--- Entries provided ---

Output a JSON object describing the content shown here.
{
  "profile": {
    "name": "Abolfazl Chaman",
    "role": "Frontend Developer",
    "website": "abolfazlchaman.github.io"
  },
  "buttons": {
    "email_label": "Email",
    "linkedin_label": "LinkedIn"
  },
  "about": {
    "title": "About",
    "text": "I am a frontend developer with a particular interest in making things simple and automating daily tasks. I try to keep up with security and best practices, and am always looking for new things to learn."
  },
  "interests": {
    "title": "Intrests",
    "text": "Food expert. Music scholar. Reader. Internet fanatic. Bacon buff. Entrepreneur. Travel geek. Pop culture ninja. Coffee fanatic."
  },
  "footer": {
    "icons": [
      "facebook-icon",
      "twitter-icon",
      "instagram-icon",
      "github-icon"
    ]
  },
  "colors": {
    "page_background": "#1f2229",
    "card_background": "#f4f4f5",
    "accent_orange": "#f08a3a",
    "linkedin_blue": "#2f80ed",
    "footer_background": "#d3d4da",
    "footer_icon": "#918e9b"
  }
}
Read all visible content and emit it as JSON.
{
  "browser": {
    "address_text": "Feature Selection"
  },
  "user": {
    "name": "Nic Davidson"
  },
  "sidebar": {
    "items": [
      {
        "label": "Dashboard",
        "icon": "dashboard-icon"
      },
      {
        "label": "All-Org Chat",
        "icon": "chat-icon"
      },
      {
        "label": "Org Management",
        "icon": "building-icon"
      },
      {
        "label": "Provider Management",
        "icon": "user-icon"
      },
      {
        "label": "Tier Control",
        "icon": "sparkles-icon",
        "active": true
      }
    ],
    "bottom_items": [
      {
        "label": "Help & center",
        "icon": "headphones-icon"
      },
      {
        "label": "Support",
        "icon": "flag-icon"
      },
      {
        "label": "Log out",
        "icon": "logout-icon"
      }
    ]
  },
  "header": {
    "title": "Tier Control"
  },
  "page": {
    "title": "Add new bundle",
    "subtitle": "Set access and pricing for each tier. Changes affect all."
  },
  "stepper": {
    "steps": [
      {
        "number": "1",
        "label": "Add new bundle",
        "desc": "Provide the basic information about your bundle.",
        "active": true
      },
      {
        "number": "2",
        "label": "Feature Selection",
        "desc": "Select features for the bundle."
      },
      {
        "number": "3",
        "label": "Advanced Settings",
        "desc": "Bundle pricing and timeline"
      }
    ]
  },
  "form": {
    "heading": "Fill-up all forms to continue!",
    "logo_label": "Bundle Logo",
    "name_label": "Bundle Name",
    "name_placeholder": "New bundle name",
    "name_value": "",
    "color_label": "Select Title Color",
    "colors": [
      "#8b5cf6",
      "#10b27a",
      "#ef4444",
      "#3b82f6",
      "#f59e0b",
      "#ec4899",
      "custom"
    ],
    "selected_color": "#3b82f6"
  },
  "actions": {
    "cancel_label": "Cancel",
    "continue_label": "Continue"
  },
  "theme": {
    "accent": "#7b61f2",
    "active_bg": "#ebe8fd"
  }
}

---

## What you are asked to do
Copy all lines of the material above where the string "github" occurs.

## Exercise solution
    "website": "abolfazlchaman.github.io"
      "github-icon"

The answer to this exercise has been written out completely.